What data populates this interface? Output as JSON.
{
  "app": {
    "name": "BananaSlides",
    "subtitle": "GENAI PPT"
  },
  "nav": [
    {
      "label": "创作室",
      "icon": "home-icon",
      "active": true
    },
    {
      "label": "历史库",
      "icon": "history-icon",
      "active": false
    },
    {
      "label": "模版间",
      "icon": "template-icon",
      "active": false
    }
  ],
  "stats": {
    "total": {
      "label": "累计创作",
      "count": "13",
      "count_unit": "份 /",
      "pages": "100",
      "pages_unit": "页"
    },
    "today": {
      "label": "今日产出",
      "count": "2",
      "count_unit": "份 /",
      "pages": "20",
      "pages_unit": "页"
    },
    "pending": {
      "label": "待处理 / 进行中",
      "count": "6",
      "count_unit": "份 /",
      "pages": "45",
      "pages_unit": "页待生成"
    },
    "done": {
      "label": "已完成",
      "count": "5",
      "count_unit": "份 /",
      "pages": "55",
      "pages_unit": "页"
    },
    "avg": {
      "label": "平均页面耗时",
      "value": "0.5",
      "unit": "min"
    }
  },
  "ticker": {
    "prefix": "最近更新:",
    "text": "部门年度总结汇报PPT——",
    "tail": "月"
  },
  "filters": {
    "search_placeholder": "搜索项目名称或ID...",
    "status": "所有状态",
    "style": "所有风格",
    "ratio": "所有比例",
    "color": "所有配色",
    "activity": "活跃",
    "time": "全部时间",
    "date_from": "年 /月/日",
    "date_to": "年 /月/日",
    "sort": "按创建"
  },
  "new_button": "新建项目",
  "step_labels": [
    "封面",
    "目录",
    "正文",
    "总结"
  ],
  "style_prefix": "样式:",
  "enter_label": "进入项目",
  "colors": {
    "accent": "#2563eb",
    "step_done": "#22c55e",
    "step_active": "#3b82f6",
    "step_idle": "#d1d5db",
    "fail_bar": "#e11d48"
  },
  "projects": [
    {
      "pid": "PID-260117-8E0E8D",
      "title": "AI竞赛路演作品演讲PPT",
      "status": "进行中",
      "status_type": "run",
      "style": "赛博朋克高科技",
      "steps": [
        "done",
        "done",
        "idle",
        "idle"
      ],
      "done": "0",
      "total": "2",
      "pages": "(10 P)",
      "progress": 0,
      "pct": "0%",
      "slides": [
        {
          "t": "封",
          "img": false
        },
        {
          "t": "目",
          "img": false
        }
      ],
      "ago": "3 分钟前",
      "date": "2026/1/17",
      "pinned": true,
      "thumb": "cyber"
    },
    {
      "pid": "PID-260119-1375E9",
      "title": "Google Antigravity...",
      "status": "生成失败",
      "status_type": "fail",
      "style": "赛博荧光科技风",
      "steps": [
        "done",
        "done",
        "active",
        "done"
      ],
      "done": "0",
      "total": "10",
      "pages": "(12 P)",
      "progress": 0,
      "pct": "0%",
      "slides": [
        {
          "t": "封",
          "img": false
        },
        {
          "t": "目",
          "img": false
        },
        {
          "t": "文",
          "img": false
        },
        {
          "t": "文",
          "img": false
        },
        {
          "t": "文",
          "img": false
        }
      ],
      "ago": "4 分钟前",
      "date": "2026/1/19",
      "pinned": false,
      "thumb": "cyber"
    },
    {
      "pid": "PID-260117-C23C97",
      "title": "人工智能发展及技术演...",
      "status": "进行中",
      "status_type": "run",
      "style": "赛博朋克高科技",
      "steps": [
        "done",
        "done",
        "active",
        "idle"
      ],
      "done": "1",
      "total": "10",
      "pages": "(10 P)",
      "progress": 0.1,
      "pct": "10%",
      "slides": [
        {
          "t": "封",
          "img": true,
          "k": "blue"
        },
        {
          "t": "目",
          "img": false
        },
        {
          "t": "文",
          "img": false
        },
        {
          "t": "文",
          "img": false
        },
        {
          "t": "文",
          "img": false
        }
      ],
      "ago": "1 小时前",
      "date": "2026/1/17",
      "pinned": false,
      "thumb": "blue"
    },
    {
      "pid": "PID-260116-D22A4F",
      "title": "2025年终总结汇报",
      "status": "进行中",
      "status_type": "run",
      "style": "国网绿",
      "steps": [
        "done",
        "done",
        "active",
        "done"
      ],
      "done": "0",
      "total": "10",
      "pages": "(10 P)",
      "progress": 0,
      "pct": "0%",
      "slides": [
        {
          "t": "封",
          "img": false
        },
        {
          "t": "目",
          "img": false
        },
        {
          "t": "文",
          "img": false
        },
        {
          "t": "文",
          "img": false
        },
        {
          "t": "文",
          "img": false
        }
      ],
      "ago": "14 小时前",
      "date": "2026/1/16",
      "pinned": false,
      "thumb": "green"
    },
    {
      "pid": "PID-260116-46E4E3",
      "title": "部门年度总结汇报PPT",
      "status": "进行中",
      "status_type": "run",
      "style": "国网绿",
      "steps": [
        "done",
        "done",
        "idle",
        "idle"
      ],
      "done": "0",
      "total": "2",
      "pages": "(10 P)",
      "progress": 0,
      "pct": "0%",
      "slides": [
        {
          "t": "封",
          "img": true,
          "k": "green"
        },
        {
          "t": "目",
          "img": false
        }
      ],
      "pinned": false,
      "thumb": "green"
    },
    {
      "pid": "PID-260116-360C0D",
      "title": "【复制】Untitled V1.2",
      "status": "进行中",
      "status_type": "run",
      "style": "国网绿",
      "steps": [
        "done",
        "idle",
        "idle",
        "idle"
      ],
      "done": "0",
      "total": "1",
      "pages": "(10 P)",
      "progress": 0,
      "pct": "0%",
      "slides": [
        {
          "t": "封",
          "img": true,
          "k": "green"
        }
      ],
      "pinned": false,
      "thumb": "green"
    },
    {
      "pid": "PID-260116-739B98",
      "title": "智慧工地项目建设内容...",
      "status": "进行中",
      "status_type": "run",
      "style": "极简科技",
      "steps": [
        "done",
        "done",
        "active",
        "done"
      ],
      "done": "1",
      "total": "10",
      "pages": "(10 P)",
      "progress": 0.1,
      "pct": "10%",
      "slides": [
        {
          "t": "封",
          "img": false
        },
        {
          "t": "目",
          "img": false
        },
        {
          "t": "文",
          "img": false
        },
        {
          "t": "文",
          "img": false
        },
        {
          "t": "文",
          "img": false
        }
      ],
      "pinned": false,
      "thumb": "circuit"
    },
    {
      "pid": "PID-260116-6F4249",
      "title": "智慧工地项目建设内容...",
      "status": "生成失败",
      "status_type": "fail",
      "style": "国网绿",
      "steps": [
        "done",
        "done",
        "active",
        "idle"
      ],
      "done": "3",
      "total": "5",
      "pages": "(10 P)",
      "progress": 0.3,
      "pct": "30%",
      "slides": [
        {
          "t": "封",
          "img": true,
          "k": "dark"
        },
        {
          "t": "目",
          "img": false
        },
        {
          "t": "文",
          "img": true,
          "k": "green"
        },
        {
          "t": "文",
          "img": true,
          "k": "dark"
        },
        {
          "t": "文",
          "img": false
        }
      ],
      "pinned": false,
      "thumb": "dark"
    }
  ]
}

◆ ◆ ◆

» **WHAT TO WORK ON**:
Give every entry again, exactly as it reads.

» **RESULT OF THIS EXERCISE**:
What data populates this interface? Output as JSON.
{
  "app": {
    "name": "BananaSlides",
    "subtitle": "GENAI PPT"
  },
  "nav": [
    {
      "label": "创作室",
      "icon": "home-icon",
      "active": true
    },
    {
      "label": "历史库",
      "icon": "history-icon",
      "active": false
    },
    {
      "label": "模版间",
      "icon": "template-icon",
      "active": false
    }
  ],
  "stats": {
    "total": {
      "label": "累计创作",
      "count": "13",
      "count_unit": "份 /",
      "pages": "100",
      "pages_unit": "页"
    },
    "today": {
      "label": "今日产出",
      "count": "2",
      "count_unit": "份 /",
      "pages": "20",
      "pages_unit": "页"
    },
    "pending": {
      "label": "待处理 / 进行中",
      "count": "6",
      "count_unit": "份 /",
      "pages": "45",
      "pages_unit": "页待生成"
    },
    "done": {
      "label": "已完成",
      "count": "5",
      "count_unit": "份 /",
      "pages": "55",
      "pages_unit": "页"
    },
    "avg": {
      "label": "平均页面耗时",
      "value": "0.5",
      "unit": "min"
    }
  },
  "ticker": {
    "prefix": "最近更新:",
    "text": "部门年度总结汇报PPT——",
    "tail": "月"
  },
  "filters": {
    "search_placeholder": "搜索项目名称或ID...",
    "status": "所有状态",
    "style": "所有风格",
    "ratio": "所有比例",
    "color": "所有配色",
    "activity": "活跃",
    "time": "全部时间",
    "date_from": "年 /月/日",
    "date_to": "年 /月/日",
    "sort": "按创建"
  },
  "new_button": "新建项目",
  "step_labels": [
    "封面",
    "目录",
    "正文",
    "总结"
  ],
  "style_prefix": "样式:",
  "enter_label": "进入项目",
  "colors": {
    "accent": "#2563eb",
    "step_done": "#22c55e",
    "step_active": "#3b82f6",
    "step_idle": "#d1d5db",
    "fail_bar": "#e11d48"
  },
  "projects": [
    {
      "pid": "PID-260117-8E0E8D",
      "title": "AI竞赛路演作品演讲PPT",
      "status": "进行中",
      "status_type": "run",
      "style": "赛博朋克高科技",
      "steps": [
        "done",
        "done",
        "idle",
        "idle"
      ],
      "done": "0",
      "total": "2",
      "pages": "(10 P)",
      "progress": 0,
      "pct": "0%",
      "slides": [
        {
          "t": "封",
          "img": false
        },
        {
          "t": "目",
          "img": false
        }
      ],
      "ago": "3 分钟前",
      "date": "2026/1/17",
      "pinned": true,
      "thumb": "cyber"
    },
    {
      "pid": "PID-260119-1375E9",
      "title": "Google Antigravity...",
      "status": "生成失败",
      "status_type": "fail",
      "style": "赛博荧光科技风",
      "steps": [
        "done",
        "done",
        "active",
        "done"
      ],
      "done": "0",
      "total": "10",
      "pages": "(12 P)",
      "progress": 0,
      "pct": "0%",
      "slides": [
        {
          "t": "封",
          "img": false
        },
        {
          "t": "目",
          "img": false
        },
        {
          "t": "文",
          "img": false
        },
        {
          "t": "文",
          "img": false
        },
        {
          "t": "文",
          "img": false
        }
      ],
      "ago": "4 分钟前",
      "date": "2026/1/19",
      "pinned": false,
      "thumb": "cyber"
    },
    {
      "pid": "PID-260117-C23C97",
      "title": "人工智能发展及技术演...",
      "status": "进行中",
      "status_type": "run",
      "style": "赛博朋克高科技",
      "steps": [
        "done",
        "done",
        "active",
        "idle"
      ],
      "done": "1",
      "total": "10",
      "pages": "(10 P)",
      "progress": 0.1,
      "pct": "10%",
      "slides": [
        {
          "t": "封",
          "img": true,
          "k": "blue"
        },
        {
          "t": "目",
          "img": false
        },
        {
          "t": "文",
          "img": false
        },
        {
          "t": "文",
          "img": false
        },
        {
          "t": "文",
          "img": false
        }
      ],
      "ago": "1 小时前",
      "date": "2026/1/17",
      "pinned": false,
      "thumb": "blue"
    },
    {
      "pid": "PID-260116-D22A4F",
      "title": "2025年终总结汇报",
      "status": "进行中",
      "status_type": "run",
      "style": "国网绿",
      "steps": [
        "done",
        "done",
        "active",
        "done"
      ],
      "done": "0",
      "total": "10",
      "pages": "(10 P)",
      "progress": 0,
      "pct": "0%",
      "slides": [
        {
          "t": "封",
          "img": false
        },
        {
          "t": "目",
          "img": false
        },
        {
          "t": "文",
          "img": false
        },
        {
          "t": "文",
          "img": false
        },
        {
          "t": "文",
          "img": false
        }
      ],
      "ago": "14 小时前",
      "date": "2026/1/16",
      "pinned": false,
      "thumb": "green"
    },
    {
      "pid": "PID-260116-46E4E3",
      "title": "部门年度总结汇报PPT",
      "status": "进行中",
      "status_type": "run",
      "style": "国网绿",
      "steps": [
        "done",
        "done",
        "idle",
        "idle"
      ],
      "done": "0",
      "total": "2",
      "pages": "(10 P)",
      "progress": 0,
      "pct": "0%",
      "slides": [
        {
          "t": "封",
          "img": true,
          "k": "green"
        },
        {
          "t": "目",
          "img": false
        }
      ],
      "pinned": false,
      "thumb": "green"
    },
    {
      "pid": "PID-260116-360C0D",
      "title": "【复制】Untitled V1.2",
      "status": "进行中",
      "status_type": "run",
      "style": "国网绿",
      "steps": [
        "done",
        "idle",
        "idle",
        "idle"
      ],
      "done": "0",
      "total": "1",
      "pages": "(10 P)",
      "progress": 0,
      "pct": "0%",
      "slides": [
        {
          "t": "封",
          "img": true,
          "k": "green"
        }
      ],
      "pinned": false,
      "thumb": "green"
    },
    {
      "pid": "PID-260116-739B98",
      "title": "智慧工地项目建设内容...",
      "status": "进行中",
      "status_type": "run",
      "style": "极简科技",
      "steps": [
        "done",
        "done",
        "active",
        "done"
      ],
      "done": "1",
      "total": "10",
      "pages": "(10 P)",
      "progress": 0.1,
      "pct": "10%",
      "slides": [
        {
          "t": "封",
          "img": false
        },
        {
          "t": "目",
          "img": false
        },
        {
          "t": "文",
          "img": false
        },
        {
          "t": "文",
          "img": false
        },
        {
          "t": "文",
          "img": false
        }
      ],
      "pinned": false,
      "thumb": "circuit"
    },
    {
      "pid": "PID-260116-6F4249",
      "title": "智慧工地项目建设内容...",
      "status": "生成失败",
      "status_type": "fail",
      "style": "国网绿",
      "steps": [
        "done",
        "done",
        "active",
        "idle"
      ],
      "done": "3",
      "total": "5",
      "pages": "(10 P)",
      "progress": 0.3,
      "pct": "30%",
      "slides": [
        {
          "t": "封",
          "img": true,
          "k": "dark"
        },
        {
          "t": "目",
          "img": false
        },
        {
          "t": "文",
          "img": true,
          "k": "green"
        },
        {
          "t": "文",
          "img": true,
          "k": "dark"
        },
        {
          "t": "文",
          "img": false
        }
      ],
      "pinned": false,
      "thumb": "dark"
    }
  ]
}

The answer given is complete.